Exercise brief. Nothing but the records beneath, reproduced exactly, should appear in the answer.

Supplied material.

= = = = =

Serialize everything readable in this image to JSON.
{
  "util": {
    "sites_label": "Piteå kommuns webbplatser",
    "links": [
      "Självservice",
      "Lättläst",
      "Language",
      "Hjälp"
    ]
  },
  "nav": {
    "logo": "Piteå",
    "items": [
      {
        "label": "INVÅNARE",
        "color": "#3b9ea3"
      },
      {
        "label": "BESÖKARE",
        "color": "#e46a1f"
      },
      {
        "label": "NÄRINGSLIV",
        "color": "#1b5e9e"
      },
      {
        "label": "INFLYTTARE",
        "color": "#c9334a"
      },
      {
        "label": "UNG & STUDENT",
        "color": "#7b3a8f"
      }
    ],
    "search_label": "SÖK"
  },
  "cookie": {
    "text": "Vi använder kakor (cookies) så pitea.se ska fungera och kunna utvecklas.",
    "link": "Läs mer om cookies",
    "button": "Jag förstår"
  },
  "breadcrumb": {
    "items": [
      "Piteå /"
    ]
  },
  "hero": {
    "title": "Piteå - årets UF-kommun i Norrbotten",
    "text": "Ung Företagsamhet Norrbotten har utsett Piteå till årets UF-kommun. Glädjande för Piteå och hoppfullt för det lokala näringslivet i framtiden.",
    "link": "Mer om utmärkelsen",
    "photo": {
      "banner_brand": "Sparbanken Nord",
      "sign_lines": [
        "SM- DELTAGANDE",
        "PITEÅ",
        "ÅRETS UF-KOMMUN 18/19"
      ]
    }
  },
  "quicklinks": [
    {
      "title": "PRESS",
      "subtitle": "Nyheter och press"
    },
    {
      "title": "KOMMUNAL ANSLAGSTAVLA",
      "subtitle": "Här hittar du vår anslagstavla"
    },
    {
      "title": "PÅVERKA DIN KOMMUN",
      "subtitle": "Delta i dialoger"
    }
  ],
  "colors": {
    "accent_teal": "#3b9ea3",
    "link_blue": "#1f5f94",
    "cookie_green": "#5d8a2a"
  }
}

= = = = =

Answer to this task.
Serialize everything readable in this image to JSON.
{
  "util": {
    "sites_label": "Piteå kommuns webbplatser",
    "links": [
      "Självservice",
      "Lättläst",
      "Language",
      "Hjälp"
    ]
  },
  "nav": {
    "logo": "Piteå",
    "items": [
      {
        "label": "INVÅNARE",
        "color": "#3b9ea3"
      },
      {
        "label": "BESÖKARE",
        "color": "#e46a1f"
      },
      {
        "label": "NÄRINGSLIV",
        "color": "#1b5e9e"
      },
      {
        "label": "INFLYTTARE",
        "color": "#c9334a"
      },
      {
        "label": "UNG & STUDENT",
        "color": "#7b3a8f"
      }
    ],
    "search_label": "SÖK"
  },
  "cookie": {
    "text": "Vi använder kakor (cookies) så pitea.se ska fungera och kunna utvecklas.",
    "link": "Läs mer om cookies",
    "button": "Jag förstår"
  },
  "breadcrumb": {
    "items": [
      "Piteå /"
    ]
  },
  "hero": {
    "title": "Piteå - årets UF-kommun i Norrbotten",
    "text": "Ung Företagsamhet Norrbotten har utsett Piteå till årets UF-kommun. Glädjande för Piteå och hoppfullt för det lokala näringslivet i framtiden.",
    "link": "Mer om utmärkelsen",
    "photo": {
      "banner_brand": "Sparbanken Nord",
      "sign_lines": [
        "SM- DELTAGANDE",
        "PITEÅ",
        "ÅRETS UF-KOMMUN 18/19"
      ]
    }
  },
  "quicklinks": [
    {
      "title": "PRESS",
      "subtitle": "Nyheter och press"
    },
    {
      "title": "KOMMUNAL ANSLAGSTAVLA",
      "subtitle": "Här hittar du vår anslagstavla"
    },
    {
      "title": "PÅVERKA DIN KOMMUN",
      "subtitle": "Delta i dialoger"
    }
  ],
  "colors": {
    "accent_teal": "#3b9ea3",
    "link_blue": "#1f5f94",
    "cookie_green": "#5d8a2a"
  }
}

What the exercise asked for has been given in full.